In 1930, the Great Depression effectively ended the coachbuilding business in America, but one among them, Moal Coachbuilders, traces its origin to 1911, when recent French immigrant Guillaume “William” Moal opened a body shop in Oakland. After William retired, his son, George, took the reins, expanding the business in 1946, then in turn passed the keys along to his son, our honoree, Steve Moal.
At that time, the company specialized in repairing and painting high-end cars, chiefly Mercedes. But Steve, a hot rodder at heart, used the metalsmithing, fabricating and designs skills he’d acquired from his grandfather and father to create a succession of hot rods. One of them, the ”California V8 Special,” was featured on the cover of Street Rodder magazine, which in turn gained him a commission from Tim ‘The Tool Man” Allen to create a similar roadster.
The originality of Steve’s designs, and the superior craftsmanship of his execution quickly led to a succession of such commercial projects, and the eventual conversion of the Moal body shop into Moal Coachbuilders.
Uniquely, the “Moal Look” combined the classic looks of American hot rods, track rods, and European sports cars, drawing inspiration from vehicles created on both sides of the Atlantic, from the 1930s through the 1960s.
Examples of the range of Steve Moal projects is provided by cars he created for but a single client, of many, Bill Grimsley: a Ferrari-engined Torpedo hot rod; a 1934 Ford-like boat-tail roadster; a 1936 Ford-inspired roadster; a 1932 roadster known as the Speedway Special; and a two-door Vicky with a V-12 Falconer engine.
Steve decided to semi-retire in 2016, turning the business over to his sons, fourth generation Moal Coachbuilders David and Michael, now the caretakers of an over 100-year old family tradition of excellence and creativity.
And so, it is with both respect and honor that we induct Steve Moal into the Vintage Air Hall of Fame.
Jimmie Vaughan has been universally recognized as one of the legendary blues and rock musicians, singer, guitarist and recording artist. Together with his late brother, Stevie Ray, he received Grammy awards in 1990 for two joint albums, and for Jimmie himself, two more Grammys, in the rock instrumental and traditional blues categories. You might also know his work with a little band he formed in the late ‘70s, the Fabulous Thunderbirds.

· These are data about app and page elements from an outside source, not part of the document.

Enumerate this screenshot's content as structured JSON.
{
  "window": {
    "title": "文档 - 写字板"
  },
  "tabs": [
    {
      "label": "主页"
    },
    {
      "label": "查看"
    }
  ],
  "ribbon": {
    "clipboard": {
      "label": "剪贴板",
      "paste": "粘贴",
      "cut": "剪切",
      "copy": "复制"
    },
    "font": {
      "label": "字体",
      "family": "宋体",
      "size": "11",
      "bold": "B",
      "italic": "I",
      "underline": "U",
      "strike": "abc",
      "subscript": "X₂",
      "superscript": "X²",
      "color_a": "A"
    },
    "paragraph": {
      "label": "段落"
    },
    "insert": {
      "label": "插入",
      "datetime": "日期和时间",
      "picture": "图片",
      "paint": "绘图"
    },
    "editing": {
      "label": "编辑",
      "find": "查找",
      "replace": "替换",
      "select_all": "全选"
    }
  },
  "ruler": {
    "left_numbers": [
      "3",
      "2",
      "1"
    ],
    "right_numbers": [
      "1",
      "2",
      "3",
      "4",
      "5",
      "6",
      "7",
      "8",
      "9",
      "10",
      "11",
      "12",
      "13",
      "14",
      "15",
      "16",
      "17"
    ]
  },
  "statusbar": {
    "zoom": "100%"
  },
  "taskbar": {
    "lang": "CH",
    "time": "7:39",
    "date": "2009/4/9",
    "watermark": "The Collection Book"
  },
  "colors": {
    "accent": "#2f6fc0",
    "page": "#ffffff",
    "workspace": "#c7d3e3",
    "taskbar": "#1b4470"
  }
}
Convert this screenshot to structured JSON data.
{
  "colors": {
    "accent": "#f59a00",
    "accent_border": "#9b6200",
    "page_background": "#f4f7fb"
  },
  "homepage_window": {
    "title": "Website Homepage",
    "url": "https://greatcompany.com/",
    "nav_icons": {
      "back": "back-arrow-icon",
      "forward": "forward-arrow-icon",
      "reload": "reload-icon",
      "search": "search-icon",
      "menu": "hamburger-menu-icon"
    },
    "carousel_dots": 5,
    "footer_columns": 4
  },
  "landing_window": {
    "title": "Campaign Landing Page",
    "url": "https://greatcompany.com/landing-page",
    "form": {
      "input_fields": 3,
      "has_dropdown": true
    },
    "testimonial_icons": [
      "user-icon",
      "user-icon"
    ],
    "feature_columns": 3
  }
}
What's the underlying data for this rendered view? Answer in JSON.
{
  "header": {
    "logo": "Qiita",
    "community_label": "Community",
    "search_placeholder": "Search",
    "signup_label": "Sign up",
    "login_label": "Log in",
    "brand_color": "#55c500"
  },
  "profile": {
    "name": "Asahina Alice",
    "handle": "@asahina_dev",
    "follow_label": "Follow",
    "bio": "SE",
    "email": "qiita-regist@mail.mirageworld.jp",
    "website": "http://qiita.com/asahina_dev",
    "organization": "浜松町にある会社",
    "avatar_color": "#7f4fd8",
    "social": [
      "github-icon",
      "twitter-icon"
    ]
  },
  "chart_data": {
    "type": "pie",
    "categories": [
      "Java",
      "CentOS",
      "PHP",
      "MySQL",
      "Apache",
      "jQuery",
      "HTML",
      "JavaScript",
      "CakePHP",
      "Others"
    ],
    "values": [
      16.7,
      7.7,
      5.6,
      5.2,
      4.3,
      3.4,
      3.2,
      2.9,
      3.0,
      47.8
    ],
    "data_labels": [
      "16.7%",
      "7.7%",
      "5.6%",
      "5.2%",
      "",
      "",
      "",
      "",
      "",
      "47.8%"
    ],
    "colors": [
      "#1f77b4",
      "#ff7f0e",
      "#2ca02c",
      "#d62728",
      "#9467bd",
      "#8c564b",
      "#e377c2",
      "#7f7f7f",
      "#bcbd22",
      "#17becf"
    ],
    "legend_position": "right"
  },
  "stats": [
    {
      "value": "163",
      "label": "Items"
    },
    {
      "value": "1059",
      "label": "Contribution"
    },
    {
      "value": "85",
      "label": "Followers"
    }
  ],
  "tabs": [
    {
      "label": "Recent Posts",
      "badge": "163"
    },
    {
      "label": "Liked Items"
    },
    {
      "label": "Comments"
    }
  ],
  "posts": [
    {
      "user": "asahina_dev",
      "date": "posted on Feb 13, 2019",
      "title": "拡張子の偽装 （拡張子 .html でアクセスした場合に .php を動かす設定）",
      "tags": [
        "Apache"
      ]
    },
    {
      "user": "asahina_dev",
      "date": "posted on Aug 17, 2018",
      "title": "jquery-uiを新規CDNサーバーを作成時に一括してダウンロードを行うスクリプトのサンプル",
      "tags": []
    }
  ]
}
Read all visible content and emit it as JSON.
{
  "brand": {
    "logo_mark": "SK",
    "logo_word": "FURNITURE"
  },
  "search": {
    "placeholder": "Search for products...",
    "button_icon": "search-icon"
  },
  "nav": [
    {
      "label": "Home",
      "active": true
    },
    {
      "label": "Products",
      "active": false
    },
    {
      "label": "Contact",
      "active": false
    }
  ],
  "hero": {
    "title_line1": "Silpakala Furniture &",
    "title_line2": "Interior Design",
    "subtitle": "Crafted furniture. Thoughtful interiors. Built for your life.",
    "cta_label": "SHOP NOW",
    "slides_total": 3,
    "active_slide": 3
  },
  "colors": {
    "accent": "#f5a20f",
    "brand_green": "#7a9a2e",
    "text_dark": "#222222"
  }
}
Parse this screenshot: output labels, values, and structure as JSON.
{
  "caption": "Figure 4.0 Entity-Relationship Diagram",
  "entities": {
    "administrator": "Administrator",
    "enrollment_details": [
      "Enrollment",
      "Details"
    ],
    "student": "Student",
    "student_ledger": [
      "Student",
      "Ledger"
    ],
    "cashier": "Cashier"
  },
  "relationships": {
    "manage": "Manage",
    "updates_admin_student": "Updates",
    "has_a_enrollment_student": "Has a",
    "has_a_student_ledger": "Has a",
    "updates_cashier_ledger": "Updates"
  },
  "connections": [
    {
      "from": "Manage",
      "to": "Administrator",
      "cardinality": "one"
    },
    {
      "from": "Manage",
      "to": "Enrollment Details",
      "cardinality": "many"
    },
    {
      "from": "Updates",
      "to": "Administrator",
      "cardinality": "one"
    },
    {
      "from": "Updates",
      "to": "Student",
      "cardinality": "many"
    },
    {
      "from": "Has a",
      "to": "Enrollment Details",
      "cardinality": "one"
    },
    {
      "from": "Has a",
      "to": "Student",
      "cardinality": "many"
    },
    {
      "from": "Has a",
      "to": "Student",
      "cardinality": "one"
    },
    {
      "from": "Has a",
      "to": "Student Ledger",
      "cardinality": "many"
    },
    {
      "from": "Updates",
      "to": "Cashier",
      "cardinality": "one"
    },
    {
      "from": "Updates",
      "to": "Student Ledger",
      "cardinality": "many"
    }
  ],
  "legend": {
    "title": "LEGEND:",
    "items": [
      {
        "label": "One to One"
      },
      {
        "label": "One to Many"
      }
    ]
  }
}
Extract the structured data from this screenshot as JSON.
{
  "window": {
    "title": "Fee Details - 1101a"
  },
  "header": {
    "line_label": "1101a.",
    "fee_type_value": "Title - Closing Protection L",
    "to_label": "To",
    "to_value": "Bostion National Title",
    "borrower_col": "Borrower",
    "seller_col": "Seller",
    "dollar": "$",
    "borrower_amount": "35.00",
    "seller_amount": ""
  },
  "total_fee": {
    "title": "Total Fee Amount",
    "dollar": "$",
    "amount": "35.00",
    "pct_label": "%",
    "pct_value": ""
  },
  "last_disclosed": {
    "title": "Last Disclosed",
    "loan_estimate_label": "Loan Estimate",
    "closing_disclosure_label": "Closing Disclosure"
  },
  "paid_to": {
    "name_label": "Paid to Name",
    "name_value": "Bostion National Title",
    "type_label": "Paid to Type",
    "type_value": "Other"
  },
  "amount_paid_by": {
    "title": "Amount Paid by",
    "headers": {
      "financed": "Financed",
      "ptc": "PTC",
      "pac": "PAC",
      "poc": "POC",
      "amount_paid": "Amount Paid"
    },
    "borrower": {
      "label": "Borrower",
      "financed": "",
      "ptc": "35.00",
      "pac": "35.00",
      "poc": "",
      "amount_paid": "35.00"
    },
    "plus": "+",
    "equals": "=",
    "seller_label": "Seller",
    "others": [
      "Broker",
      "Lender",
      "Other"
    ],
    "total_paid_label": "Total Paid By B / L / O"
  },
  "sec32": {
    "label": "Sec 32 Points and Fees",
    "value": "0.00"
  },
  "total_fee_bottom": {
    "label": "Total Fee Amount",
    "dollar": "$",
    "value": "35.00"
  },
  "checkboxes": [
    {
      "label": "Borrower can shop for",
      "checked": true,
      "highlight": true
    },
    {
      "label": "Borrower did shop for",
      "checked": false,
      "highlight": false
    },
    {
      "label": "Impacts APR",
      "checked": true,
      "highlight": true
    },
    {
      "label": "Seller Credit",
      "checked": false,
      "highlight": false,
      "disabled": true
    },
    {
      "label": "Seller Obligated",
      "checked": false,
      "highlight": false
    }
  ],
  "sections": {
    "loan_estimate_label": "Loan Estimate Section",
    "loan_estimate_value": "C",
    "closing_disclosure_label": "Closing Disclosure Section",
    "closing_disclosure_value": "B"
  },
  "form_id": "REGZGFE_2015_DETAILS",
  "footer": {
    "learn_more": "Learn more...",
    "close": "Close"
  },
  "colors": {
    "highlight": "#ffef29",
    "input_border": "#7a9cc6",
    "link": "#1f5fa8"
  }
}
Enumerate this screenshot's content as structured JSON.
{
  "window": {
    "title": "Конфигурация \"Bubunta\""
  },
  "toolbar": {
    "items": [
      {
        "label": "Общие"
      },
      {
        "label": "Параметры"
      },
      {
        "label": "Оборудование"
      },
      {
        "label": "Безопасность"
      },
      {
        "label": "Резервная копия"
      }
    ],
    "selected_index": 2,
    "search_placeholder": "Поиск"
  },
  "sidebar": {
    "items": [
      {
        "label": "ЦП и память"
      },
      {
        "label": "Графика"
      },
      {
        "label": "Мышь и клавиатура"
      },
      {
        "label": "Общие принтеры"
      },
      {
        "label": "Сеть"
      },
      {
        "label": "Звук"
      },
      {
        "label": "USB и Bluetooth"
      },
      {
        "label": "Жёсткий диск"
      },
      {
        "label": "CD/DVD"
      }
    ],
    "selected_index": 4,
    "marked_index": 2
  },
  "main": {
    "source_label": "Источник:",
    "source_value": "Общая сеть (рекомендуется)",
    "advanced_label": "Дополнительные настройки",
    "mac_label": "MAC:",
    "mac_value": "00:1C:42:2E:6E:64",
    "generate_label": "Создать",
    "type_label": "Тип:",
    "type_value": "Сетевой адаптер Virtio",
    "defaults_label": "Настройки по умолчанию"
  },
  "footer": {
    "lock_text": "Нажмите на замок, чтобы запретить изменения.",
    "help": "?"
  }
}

What sets Vaughan’s body of work and his life apart is his commitment to tradition. You can hear it in his love of blues and blues-based rock, and see it in his cars, which are helping keep alive the traditions of custom cars as created in the late ‘50s and 1960s.
So, we’re here, not to further honor Jimmie Vaughan for his musicianship, but for that love and involvement in custom cars.
Working closely with Gary Howard, of Georgetown, Texas, Jimmie has created four cars which have been the subject of numerous magazine articles, and a cover feature in The Rodder’s Journal: his first, a 1951 Chevy Fleetline; a 1954 Ford hardtop; a 1961 Cadillac; and a 1963 Buick Riviera.
Each has received the full, very traditional yet distinctive custom treatment. All four are severely lowered, feature shaved noses and decks, shaved door handles and, for the Cadillac and Riviera, two-inch chopped tops – no easy feat on either.
But the many common features aside, each has its own distinctive styling features, using unique blend of cross-bred factory parts and custom touches. Especially notable and striking are the approached to Frenched headlights and taillights with custom grilles.
What has been rightly called the “crisp, understand elegance” of his customs has won the coveted Harry Bradley design Achievement Award twice, and the recognition of his peers, who elected him into the Kustom Kemps of American Hall of Fame.
We are pleased to be able to add to Jimmie Vaughan’s many honors, and to thank him for his commitment to custom cars with the induction into the Vintage Air Hall of Fame.